- **Excerpts from an interface dataset**:
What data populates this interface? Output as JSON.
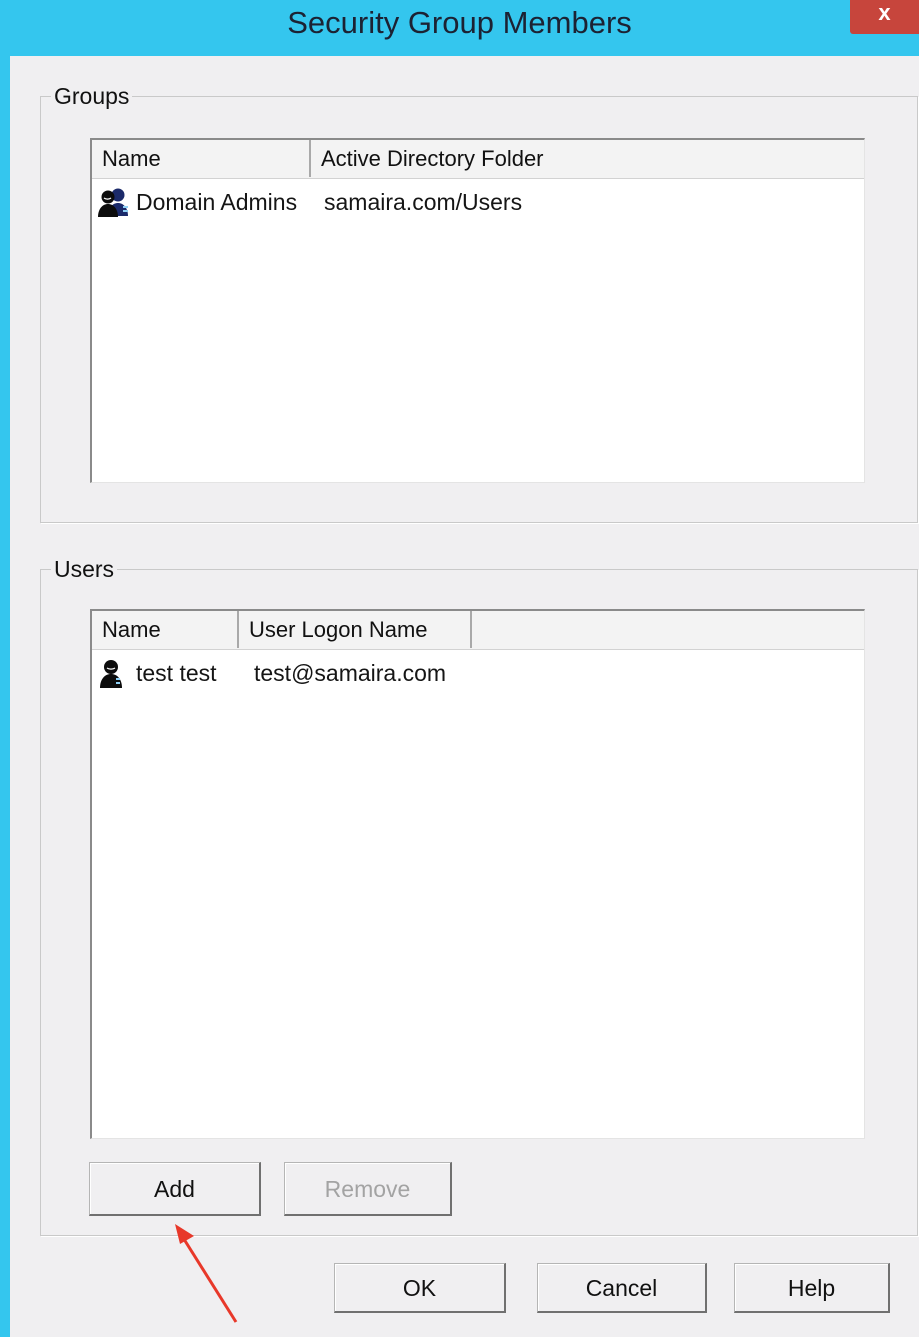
{
  "window": {
    "title": "Security Group Members",
    "close_label": "x"
  },
  "groups": {
    "label": "Groups",
    "columns": [
      "Name",
      "Active Directory Folder"
    ],
    "rows": [
      {
        "icon": "group-users-icon",
        "name": "Domain Admins",
        "folder": "samaira.com/Users"
      }
    ]
  },
  "users": {
    "label": "Users",
    "columns": [
      "Name",
      "User Logon Name",
      ""
    ],
    "rows": [
      {
        "icon": "user-icon",
        "name": "test test",
        "logon": "test@samaira.com"
      }
    ],
    "add_label": "Add",
    "remove_label": "Remove",
    "remove_enabled": false
  },
  "footer": {
    "ok_label": "OK",
    "cancel_label": "Cancel",
    "help_label": "Help"
  },
  "annotation": {
    "arrow_color": "#e8382a",
    "arrow_target": "add-button"
  },
  "colors": {
    "titlebar": "#34c6ee",
    "close_button": "#c7453c",
    "dialog_bg": "#f0eff1"
  }
}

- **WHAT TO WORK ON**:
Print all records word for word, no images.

- **ANSWER SECTION**:
What data populates this interface? Output as JSON.
{
  "window": {
    "title": "Security Group Members",
    "close_label": "x"
  },
  "groups": {
    "label": "Groups",
    "columns": [
      "Name",
      "Active Directory Folder"
    ],
    "rows": [
      {
        "icon": "group-users-icon",
        "name": "Domain Admins",
        "folder": "samaira.com/Users"
      }
    ]
  },
  "users": {
    "label": "Users",
    "columns": [
      "Name",
      "User Logon Name",
      ""
    ],
    "rows": [
      {
        "icon": "user-icon",
        "name": "test test",
        "logon": "test@samaira.com"
      }
    ],
    "add_label": "Add",
    "remove_label": "Remove",
    "remove_enabled": false
  },
  "footer": {
    "ok_label": "OK",
    "cancel_label": "Cancel",
    "help_label": "Help"
  },
  "annotation": {
    "arrow_color": "#e8382a",
    "arrow_target": "add-button"
  },
  "colors": {
    "titlebar": "#34c6ee",
    "close_button": "#c7453c",
    "dialog_bg": "#f0eff1"
  }
}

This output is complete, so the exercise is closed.